Also the reason your boards felt like they got up on plane quicker is because water that breaks clean from the board has less drag. That’s why we have those nice sharp edges in the tail.

If you think that sharp/pinched/hard rails break traction sooner then I suggest you shape a board that has absolutly no edge in it at all. 50/50 all the way through the tail. Maybe you’ll understand what I mean then.

No disrespect taken by the way. Everyone has a diff. theory on what makes boards work.

Mahalo,

MW

G'day Mike, I too originally interpreted your comment on the edge to be a continuous hard edge like Dave Verall thought. In this case I have come across the idea that it can cause rails to catch (accidentally sink and dig) and i've seen a number of professional boards make an effort to make it extra rounded in the nose area, presumably for that reason. However some years ago Dave Verall posted something to the effect of that being a myth so I tested it and reported here on swaylocks. I made an epoxy version of my regular polyester ride and retained same rocker, outline (tailshape excepted) and hull contours so it was a good test.

[quote="\$1"]
i used masking tape to build up phenolic balloon bog on the rails which i sanded into a hard edge that runs the entire lenght of the board. This is Dave Verall rail theory. He posted his description here on swaylocks so i decided to test it
...
Dave Verall is correct! absolutely this board does not catch, the thicker rails throughout in fact mean it is less likely to sink a rail than my original.
...
i'm not entirely sure what the hard edge has gained me though, possibly a bit more skate speed, anyway like the original its hybrid rocker allows me to keep going when the wave turns to mush
[/quote]
http://www2.swaylocks.com/node/1009271

however if you meant "square rails" then i have made a board with squarish looking rails - what I did was no tuck throughout the board length - i was trying to get more hull planing area out of the outline shape.

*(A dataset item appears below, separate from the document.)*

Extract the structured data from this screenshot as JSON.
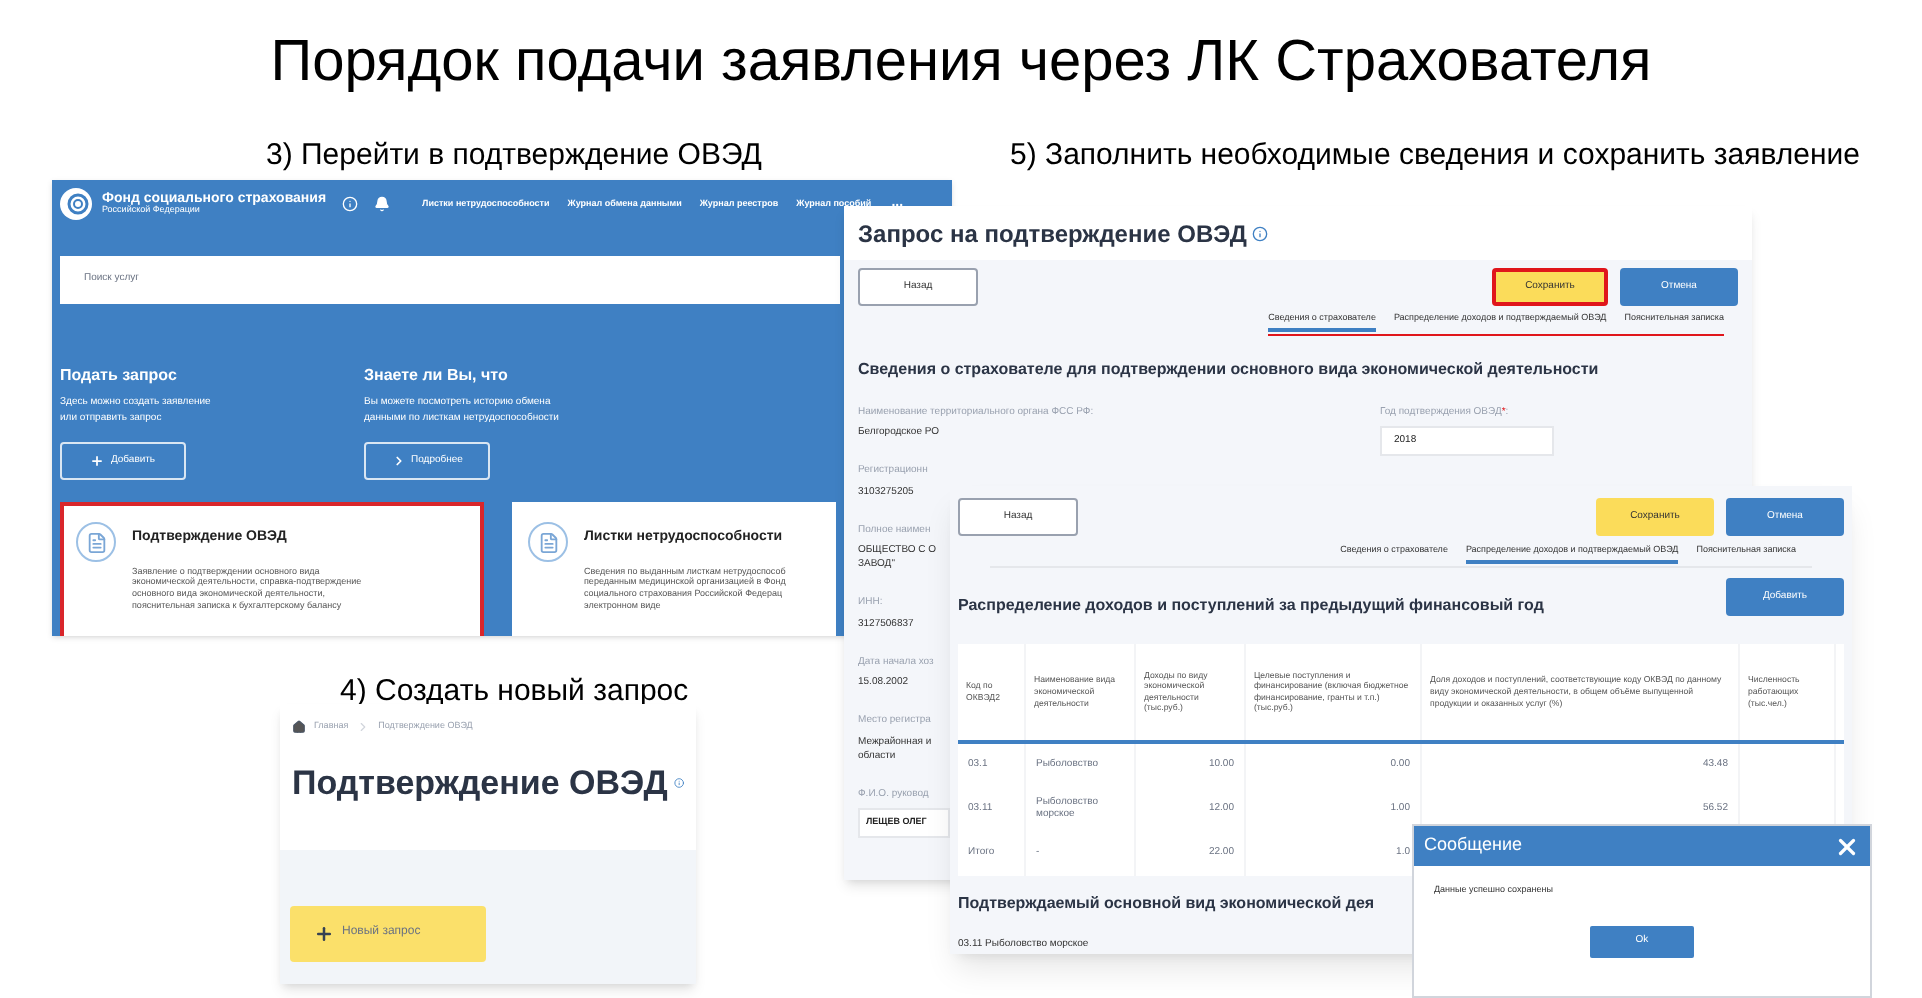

I did however round the underside corner off a little. The deckside of the rail was more rounded but still on the square side. This board did not track - it was a 5' 4" twin fin so I suppose something that short and squirrely is difficult to track. It was however awful and had a bad habit of accidentally sinking rails causing me to fall off (despite them being quite chunky). But maybe sinking a rail instead of turning is a form of tracking? Unfortunately I built that board in a stage of my life where I had to live with my mistakes for quite some time and I rode that board for well over a year. It did hone my surfing skills though!